### WHAT YOU ARE ASKED TO DO
Retype the entries below word for word, leaving out every picture.

-- Opening Marker --

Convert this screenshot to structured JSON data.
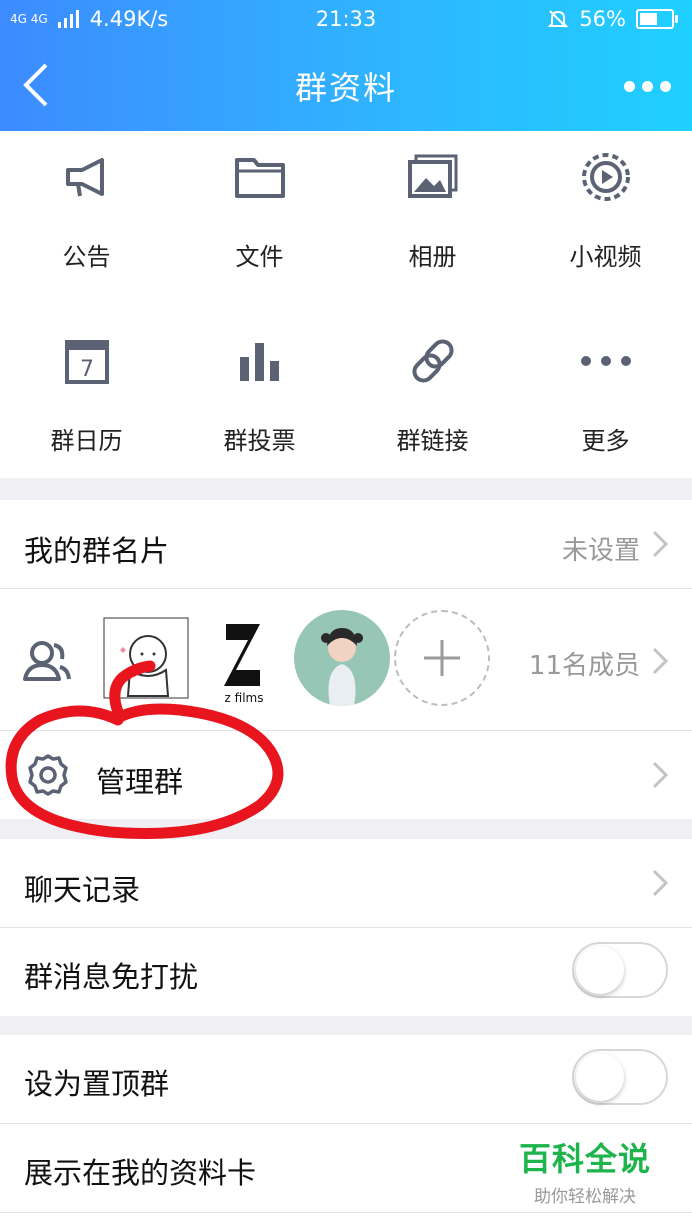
{
  "status_bar": {
    "network": "4G 4G",
    "speed": "4.49K/s",
    "time": "21:33",
    "battery": "56%",
    "battery_level": 0.56
  },
  "nav": {
    "title": "群资料"
  },
  "features": [
    {
      "label": "公告",
      "icon": "megaphone-icon"
    },
    {
      "label": "文件",
      "icon": "folder-icon"
    },
    {
      "label": "相册",
      "icon": "photo-album-icon"
    },
    {
      "label": "小视频",
      "icon": "video-play-icon"
    },
    {
      "label": "群日历",
      "icon": "calendar-icon"
    },
    {
      "label": "群投票",
      "icon": "bar-chart-icon"
    },
    {
      "label": "群链接",
      "icon": "link-icon"
    },
    {
      "label": "更多",
      "icon": "more-dots-icon"
    }
  ],
  "group_card": {
    "label": "我的群名片",
    "value": "未设置"
  },
  "members": {
    "count_label": "11名成员",
    "avatar2_text": "z films"
  },
  "manage": {
    "label": "管理群"
  },
  "chat_history": {
    "label": "聊天记录"
  },
  "mute": {
    "label": "群消息免打扰",
    "on": false
  },
  "pin": {
    "label": "设为置顶群",
    "on": false
  },
  "show_card": {
    "label": "展示在我的资料卡"
  },
  "watermark": {
    "title": "百科全说",
    "subtitle": "助你轻松解决"
  },
  "colors": {
    "header_start": "#3d8bff",
    "header_end": "#1fd0ff",
    "annotation_red": "#e8141e",
    "watermark_green": "#1db44b"
  }
}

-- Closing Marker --

### TASK ANSWER
Convert this screenshot to structured JSON data.
{
  "status_bar": {
    "network": "4G 4G",
    "speed": "4.49K/s",
    "time": "21:33",
    "battery": "56%",
    "battery_level": 0.56
  },
  "nav": {
    "title": "群资料"
  },
  "features": [
    {
      "label": "公告",
      "icon": "megaphone-icon"
    },
    {
      "label": "文件",
      "icon": "folder-icon"
    },
    {
      "label": "相册",
      "icon": "photo-album-icon"
    },
    {
      "label": "小视频",
      "icon": "video-play-icon"
    },
    {
      "label": "群日历",
      "icon": "calendar-icon"
    },
    {
      "label": "群投票",
      "icon": "bar-chart-icon"
    },
    {
      "label": "群链接",
      "icon": "link-icon"
    },
    {
      "label": "更多",
      "icon": "more-dots-icon"
    }
  ],
  "group_card": {
    "label": "我的群名片",
    "value": "未设置"
  },
  "members": {
    "count_label": "11名成员",
    "avatar2_text": "z films"
  },
  "manage": {
    "label": "管理群"
  },
  "chat_history": {
    "label": "聊天记录"
  },
  "mute": {
    "label": "群消息免打扰",
    "on": false
  },
  "pin": {
    "label": "设为置顶群",
    "on": false
  },
  "show_card": {
    "label": "展示在我的资料卡"
  },
  "watermark": {
    "title": "百科全说",
    "subtitle": "助你轻松解决"
  },
  "colors": {
    "header_start": "#3d8bff",
    "header_end": "#1fd0ff",
    "annotation_red": "#e8141e",
    "watermark_green": "#1db44b"
  }
}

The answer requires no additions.